DIRECTIONS FOR THIS TASK: Of all the lines in these entries, count those that contain "nghe" and give only the total.

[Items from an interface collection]

━━━━

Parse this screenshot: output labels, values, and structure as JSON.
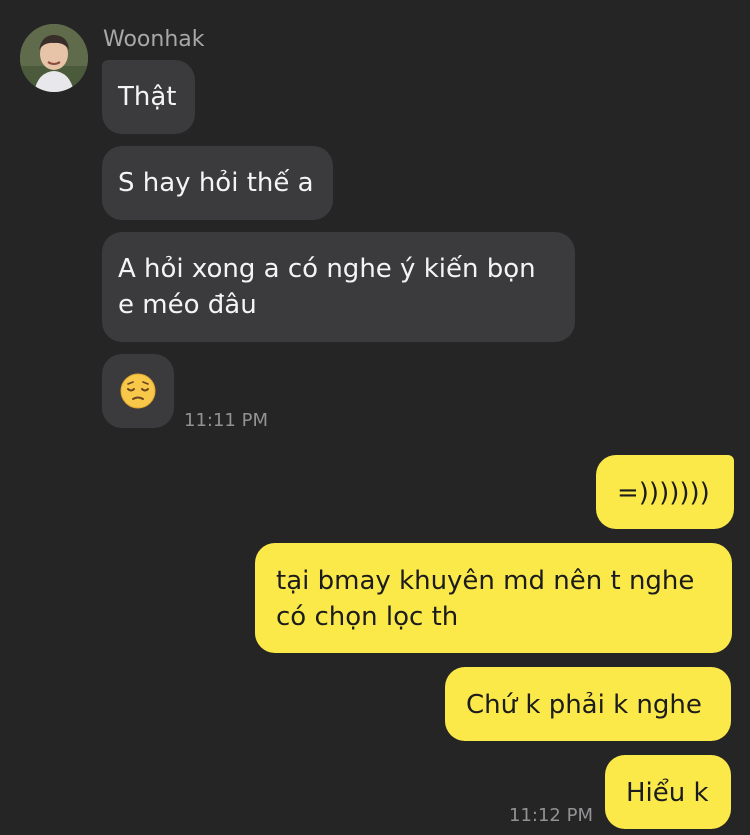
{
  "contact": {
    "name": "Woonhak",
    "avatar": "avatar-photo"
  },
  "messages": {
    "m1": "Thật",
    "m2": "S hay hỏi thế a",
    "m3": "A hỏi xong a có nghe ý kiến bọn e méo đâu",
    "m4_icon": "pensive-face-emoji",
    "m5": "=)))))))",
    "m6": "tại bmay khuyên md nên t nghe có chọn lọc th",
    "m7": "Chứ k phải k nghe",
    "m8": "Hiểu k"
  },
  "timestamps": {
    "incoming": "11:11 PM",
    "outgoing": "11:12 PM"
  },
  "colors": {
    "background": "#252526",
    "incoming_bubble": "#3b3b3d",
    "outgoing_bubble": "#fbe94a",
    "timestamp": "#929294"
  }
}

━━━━

RESULT OF THE TASK: 3